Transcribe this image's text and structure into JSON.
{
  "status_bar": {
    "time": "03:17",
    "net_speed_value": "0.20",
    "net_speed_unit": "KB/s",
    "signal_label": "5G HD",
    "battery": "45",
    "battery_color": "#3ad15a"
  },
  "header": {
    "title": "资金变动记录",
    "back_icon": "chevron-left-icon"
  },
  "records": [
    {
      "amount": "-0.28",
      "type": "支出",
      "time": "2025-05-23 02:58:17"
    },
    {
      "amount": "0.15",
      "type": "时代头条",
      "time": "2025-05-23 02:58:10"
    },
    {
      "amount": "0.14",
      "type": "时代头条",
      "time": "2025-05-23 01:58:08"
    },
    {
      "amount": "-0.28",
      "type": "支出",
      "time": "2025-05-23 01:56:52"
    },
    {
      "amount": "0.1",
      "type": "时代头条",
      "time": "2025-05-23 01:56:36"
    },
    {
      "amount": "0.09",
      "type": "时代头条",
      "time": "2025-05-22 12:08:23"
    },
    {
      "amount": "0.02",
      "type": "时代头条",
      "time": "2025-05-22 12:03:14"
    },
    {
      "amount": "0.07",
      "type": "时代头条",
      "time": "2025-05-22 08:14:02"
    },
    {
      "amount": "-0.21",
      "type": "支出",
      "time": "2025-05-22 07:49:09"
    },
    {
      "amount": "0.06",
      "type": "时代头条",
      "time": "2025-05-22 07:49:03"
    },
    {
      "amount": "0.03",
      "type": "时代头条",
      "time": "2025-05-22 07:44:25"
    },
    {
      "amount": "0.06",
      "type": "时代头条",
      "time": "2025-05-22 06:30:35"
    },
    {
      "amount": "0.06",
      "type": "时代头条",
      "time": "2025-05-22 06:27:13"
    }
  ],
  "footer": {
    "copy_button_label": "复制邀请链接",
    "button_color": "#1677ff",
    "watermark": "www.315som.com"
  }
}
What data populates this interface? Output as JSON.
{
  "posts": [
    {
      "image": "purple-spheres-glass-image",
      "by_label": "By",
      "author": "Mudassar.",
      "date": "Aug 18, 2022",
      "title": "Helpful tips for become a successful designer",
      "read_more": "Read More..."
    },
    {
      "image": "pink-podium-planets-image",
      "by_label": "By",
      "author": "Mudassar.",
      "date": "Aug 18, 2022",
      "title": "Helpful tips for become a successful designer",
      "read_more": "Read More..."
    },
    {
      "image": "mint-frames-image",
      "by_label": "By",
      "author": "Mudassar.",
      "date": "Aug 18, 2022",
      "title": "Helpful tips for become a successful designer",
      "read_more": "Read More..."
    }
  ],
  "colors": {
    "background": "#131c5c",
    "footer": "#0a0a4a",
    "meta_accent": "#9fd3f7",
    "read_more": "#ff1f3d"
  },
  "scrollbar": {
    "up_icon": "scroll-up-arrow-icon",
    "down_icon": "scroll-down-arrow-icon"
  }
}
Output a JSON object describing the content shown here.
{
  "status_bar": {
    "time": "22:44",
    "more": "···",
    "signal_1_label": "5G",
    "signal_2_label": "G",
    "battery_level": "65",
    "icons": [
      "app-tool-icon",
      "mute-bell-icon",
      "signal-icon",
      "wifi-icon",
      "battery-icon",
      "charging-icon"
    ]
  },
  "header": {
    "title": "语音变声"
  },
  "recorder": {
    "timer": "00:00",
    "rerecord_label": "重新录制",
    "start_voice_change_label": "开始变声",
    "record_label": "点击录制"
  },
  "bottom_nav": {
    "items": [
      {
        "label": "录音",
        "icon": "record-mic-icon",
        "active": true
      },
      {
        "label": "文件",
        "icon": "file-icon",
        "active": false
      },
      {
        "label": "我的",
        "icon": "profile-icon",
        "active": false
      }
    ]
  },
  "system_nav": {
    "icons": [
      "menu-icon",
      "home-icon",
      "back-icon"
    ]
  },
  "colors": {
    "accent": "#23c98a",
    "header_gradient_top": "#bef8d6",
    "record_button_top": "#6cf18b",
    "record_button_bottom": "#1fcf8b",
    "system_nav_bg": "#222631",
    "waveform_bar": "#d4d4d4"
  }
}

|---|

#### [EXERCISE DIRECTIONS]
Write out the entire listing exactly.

#### [ANSWER BOX]
Transcribe this image's text and structure into JSON.
{
  "status_bar": {
    "time": "03:17",
    "net_speed_value": "0.20",
    "net_speed_unit": "KB/s",
    "signal_label": "5G HD",
    "battery": "45",
    "battery_color": "#3ad15a"
  },
  "header": {
    "title": "资金变动记录",
    "back_icon": "chevron-left-icon"
  },
  "records": [
    {
      "amount": "-0.28",
      "type": "支出",
      "time": "2025-05-23 02:58:17"
    },
    {
      "amount": "0.15",
      "type": "时代头条",
      "time": "2025-05-23 02:58:10"
    },
    {
      "amount": "0.14",
      "type": "时代头条",
      "time": "2025-05-23 01:58:08"
    },
    {
      "amount": "-0.28",
      "type": "支出",
      "time": "2025-05-23 01:56:52"
    },
    {
      "amount": "0.1",
      "type": "时代头条",
      "time": "2025-05-23 01:56:36"
    },
    {
      "amount": "0.09",
      "type": "时代头条",
      "time": "2025-05-22 12:08:23"
    },
    {
      "amount": "0.02",
      "type": "时代头条",
      "time": "2025-05-22 12:03:14"
    },
    {
      "amount": "0.07",
      "type": "时代头条",
      "time": "2025-05-22 08:14:02"
    },
    {
      "amount": "-0.21",
      "type": "支出",
      "time": "2025-05-22 07:49:09"
    },
    {
      "amount": "0.06",
      "type": "时代头条",
      "time": "2025-05-22 07:49:03"
    },
    {
      "amount": "0.03",
      "type": "时代头条",
      "time": "2025-05-22 07:44:25"
    },
    {
      "amount": "0.06",
      "type": "时代头条",
      "time": "2025-05-22 06:30:35"
    },
    {
      "amount": "0.06",
      "type": "时代头条",
      "time": "2025-05-22 06:27:13"
    }
  ],
  "footer": {
    "copy_button_label": "复制邀请链接",
    "button_color": "#1677ff",
    "watermark": "www.315som.com"
  }
}
What data populates this interface? Output as JSON.
{
  "posts": [
    {
      "image": "purple-spheres-glass-image",
      "by_label": "By",
      "author": "Mudassar.",
      "date": "Aug 18, 2022",
      "title": "Helpful tips for become a successful designer",
      "read_more": "Read More..."
    },
    {
      "image": "pink-podium-planets-image",
      "by_label": "By",
      "author": "Mudassar.",
      "date": "Aug 18, 2022",
      "title": "Helpful tips for become a successful designer",
      "read_more": "Read More..."
    },
    {
      "image": "mint-frames-image",
      "by_label": "By",
      "author": "Mudassar.",
      "date": "Aug 18, 2022",
      "title": "Helpful tips for become a successful designer",
      "read_more": "Read More..."
    }
  ],
  "colors": {
    "background": "#131c5c",
    "footer": "#0a0a4a",
    "meta_accent": "#9fd3f7",
    "read_more": "#ff1f3d"
  },
  "scrollbar": {
    "up_icon": "scroll-up-arrow-icon",
    "down_icon": "scroll-down-arrow-icon"
  }
}
Output a JSON object describing the content shown here.
{
  "status_bar": {
    "time": "22:44",
    "more": "···",
    "signal_1_label": "5G",
    "signal_2_label": "G",
    "battery_level": "65",
    "icons": [
      "app-tool-icon",
      "mute-bell-icon",
      "signal-icon",
      "wifi-icon",
      "battery-icon",
      "charging-icon"
    ]
  },
  "header": {
    "title": "语音变声"
  },
  "recorder": {
    "timer": "00:00",
    "rerecord_label": "重新录制",
    "start_voice_change_label": "开始变声",
    "record_label": "点击录制"
  },
  "bottom_nav": {
    "items": [
      {
        "label": "录音",
        "icon": "record-mic-icon",
        "active": true
      },
      {
        "label": "文件",
        "icon": "file-icon",
        "active": false
      },
      {
        "label": "我的",
        "icon": "profile-icon",
        "active": false
      }
    ]
  },
  "system_nav": {
    "icons": [
      "menu-icon",
      "home-icon",
      "back-icon"
    ]
  },
  "colors": {
    "accent": "#23c98a",
    "header_gradient_top": "#bef8d6",
    "record_button_top": "#6cf18b",
    "record_button_bottom": "#1fcf8b",
    "system_nav_bg": "#222631",
    "waveform_bar": "#d4d4d4"
  }
}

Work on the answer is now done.